▸ Records for the exercise
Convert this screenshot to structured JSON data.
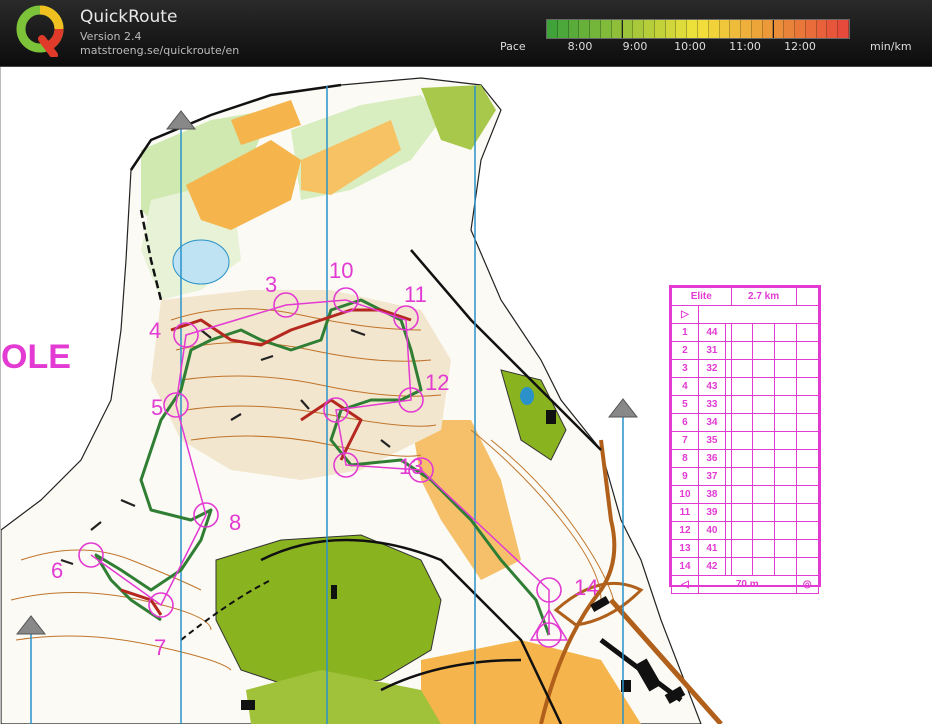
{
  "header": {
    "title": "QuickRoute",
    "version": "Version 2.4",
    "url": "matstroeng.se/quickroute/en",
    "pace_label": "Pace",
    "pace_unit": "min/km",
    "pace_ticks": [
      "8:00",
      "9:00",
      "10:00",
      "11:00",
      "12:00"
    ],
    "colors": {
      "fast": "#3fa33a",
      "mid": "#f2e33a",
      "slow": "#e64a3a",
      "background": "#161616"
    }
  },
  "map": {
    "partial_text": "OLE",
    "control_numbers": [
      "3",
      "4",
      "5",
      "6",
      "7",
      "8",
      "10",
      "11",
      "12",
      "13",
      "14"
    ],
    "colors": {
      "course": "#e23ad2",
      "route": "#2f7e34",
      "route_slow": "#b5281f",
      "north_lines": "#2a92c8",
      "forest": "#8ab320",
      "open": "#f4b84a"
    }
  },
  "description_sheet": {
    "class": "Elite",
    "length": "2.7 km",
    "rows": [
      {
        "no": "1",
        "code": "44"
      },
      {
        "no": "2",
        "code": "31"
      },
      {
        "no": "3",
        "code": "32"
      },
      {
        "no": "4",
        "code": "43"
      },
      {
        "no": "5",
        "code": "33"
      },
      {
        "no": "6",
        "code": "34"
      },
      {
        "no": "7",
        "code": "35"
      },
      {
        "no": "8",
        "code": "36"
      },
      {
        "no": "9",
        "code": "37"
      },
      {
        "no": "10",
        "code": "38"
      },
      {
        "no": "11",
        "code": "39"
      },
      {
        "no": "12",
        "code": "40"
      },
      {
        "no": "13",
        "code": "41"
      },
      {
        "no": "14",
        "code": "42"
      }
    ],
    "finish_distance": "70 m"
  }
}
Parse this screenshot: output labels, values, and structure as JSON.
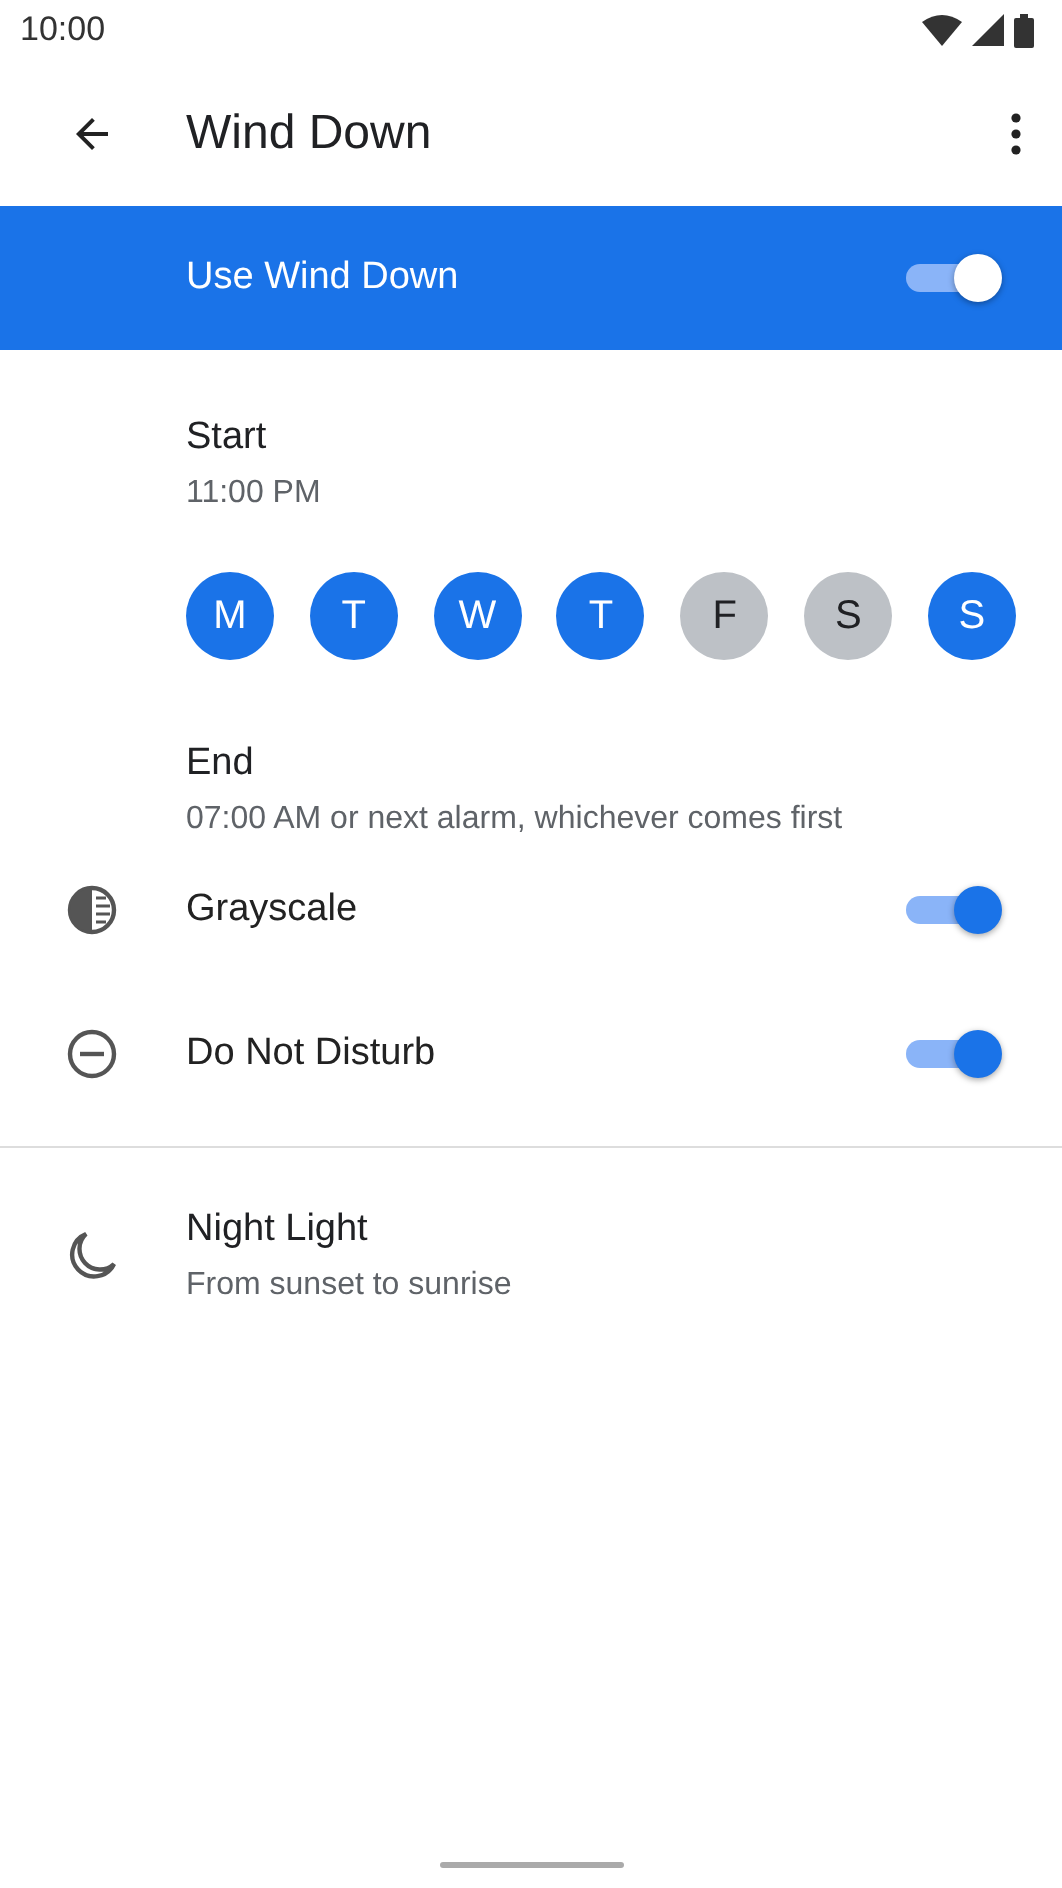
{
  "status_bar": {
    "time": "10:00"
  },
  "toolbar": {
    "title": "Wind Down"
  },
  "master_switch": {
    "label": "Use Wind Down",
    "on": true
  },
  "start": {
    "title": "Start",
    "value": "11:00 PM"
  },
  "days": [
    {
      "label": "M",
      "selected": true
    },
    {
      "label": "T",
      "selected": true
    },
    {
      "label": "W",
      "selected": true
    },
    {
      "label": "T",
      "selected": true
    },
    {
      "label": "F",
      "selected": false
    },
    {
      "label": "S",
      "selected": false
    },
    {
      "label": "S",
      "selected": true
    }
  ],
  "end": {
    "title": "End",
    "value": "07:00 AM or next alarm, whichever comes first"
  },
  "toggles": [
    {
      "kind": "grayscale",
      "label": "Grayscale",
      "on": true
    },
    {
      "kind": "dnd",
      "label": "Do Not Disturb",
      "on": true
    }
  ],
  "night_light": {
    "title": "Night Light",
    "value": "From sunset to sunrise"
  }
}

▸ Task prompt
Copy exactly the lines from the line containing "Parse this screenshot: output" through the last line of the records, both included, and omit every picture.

▸ Exercise answer
Parse this screenshot: output labels, values, and structure as JSON.
{
  "status_bar": {
    "time": "10:00"
  },
  "toolbar": {
    "title": "Wind Down"
  },
  "master_switch": {
    "label": "Use Wind Down",
    "on": true
  },
  "start": {
    "title": "Start",
    "value": "11:00 PM"
  },
  "days": [
    {
      "label": "M",
      "selected": true
    },
    {
      "label": "T",
      "selected": true
    },
    {
      "label": "W",
      "selected": true
    },
    {
      "label": "T",
      "selected": true
    },
    {
      "label": "F",
      "selected": false
    },
    {
      "label": "S",
      "selected": false
    },
    {
      "label": "S",
      "selected": true
    }
  ],
  "end": {
    "title": "End",
    "value": "07:00 AM or next alarm, whichever comes first"
  },
  "toggles": [
    {
      "kind": "grayscale",
      "label": "Grayscale",
      "on": true
    },
    {
      "kind": "dnd",
      "label": "Do Not Disturb",
      "on": true
    }
  ],
  "night_light": {
    "title": "Night Light",
    "value": "From sunset to sunrise"
  }
}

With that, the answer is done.